In what has become an annual tradition, Altmetric have released their list of the 100 scholarly articles that got the most attention this year. The Top 100 is created from a ranking of Altmetric scores, which are quantitative measures of attention derived from mentions on social media and in newspapers, government policy documents and other sources.

The list provides an interesting insight into the kind of research that gets the most coverage and is hence reaching a larger audience. This kind of data and analysis, as well as being a sometimes amusing look at what’s getting people talking, is also starting to be used by funders as part of their research assessment.

A quick look at the data behind the list provides some interesting insights into the nature of research impact and online conversations around research. Almost half of the Top 100 is made up of research in the medical and health sciences, followed by over 20% in biological sciences. Articles with a direct relation to personal health and everyday lifestyle choices often generate a lot of attention, for example at number 3 in the list is a paper dealing with the impact of artificial sweeteners on our tolerance of sugar. For a more detailed and comprehensive analysis it’s definitely worth reading Altmetric’s blog post which delves deeper into the statistical breakdown.


At the number one spot is the now infamous and controversial study by Facebook into ‘emotional contagion’. The study generated a lot of attention, both in the press and on social media, largely due to the ethical issues around attempting to manipulate the moods of Facebook’s users.

Euan Adie, founder of Altmetric, said of the list: “We continue to see a significant increase in the volume of research being shared and discussed online, and in the audiences engaging in those conversations. It’s no surprise to see that the most shared articles of the year heavily mirror the media agenda, but interesting to note that on occasion online communities are drawing attention to studies that have not received a significant amount of mainstream coverage.

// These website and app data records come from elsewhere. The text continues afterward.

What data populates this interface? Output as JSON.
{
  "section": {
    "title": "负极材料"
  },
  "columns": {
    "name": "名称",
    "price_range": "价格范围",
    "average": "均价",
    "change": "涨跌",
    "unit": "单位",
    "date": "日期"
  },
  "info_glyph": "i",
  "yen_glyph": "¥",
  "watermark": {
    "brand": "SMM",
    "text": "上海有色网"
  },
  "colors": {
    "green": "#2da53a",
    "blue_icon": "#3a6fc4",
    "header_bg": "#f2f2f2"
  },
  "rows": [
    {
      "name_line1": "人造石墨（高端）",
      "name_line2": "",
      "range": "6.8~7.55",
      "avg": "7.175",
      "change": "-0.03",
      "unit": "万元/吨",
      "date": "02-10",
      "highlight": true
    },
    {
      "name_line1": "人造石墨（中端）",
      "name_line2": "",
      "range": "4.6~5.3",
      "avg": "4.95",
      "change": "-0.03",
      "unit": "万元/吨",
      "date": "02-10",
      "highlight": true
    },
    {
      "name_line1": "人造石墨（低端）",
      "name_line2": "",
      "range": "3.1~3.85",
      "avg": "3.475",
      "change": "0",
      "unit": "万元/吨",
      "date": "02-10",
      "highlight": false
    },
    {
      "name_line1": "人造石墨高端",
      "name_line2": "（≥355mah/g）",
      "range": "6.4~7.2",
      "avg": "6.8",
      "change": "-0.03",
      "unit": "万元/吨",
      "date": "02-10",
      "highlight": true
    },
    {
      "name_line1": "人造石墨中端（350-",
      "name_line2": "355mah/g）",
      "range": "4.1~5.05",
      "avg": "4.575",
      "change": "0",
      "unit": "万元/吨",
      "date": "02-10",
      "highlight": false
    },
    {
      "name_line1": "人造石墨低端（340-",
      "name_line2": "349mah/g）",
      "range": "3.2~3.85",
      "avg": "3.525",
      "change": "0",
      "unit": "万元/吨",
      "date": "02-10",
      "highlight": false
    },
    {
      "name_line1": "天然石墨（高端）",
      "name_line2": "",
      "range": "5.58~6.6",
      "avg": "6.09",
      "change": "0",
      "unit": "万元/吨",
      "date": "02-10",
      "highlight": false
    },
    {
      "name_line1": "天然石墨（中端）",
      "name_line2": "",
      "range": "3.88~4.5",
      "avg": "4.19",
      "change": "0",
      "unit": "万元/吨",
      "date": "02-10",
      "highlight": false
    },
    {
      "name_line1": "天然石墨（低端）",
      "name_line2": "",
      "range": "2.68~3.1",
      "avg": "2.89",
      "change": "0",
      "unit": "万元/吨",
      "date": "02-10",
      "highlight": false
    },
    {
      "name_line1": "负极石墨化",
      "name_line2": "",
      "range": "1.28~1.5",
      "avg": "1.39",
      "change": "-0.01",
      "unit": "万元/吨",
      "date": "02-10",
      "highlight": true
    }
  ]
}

“For example, we had more than 2,000 tweets for a study on how gaining basic certification affected nursing confidence levels. This reached a combined following of more than 2.2 million followers, demonstrating how social media can really boost the profile of some online published studies.”

Some of the more light-hearted articles featured on the list include the seasonally relevant   “Christmas 2013: Research: The survival time of chocolates on hospital wards: covert observational study” as well as the amusingly titled “Searching the Internet for evidence of time travellers”.

Explore the full Top 100 in more detail here, with filters for journal, institution, subject area, country and access type.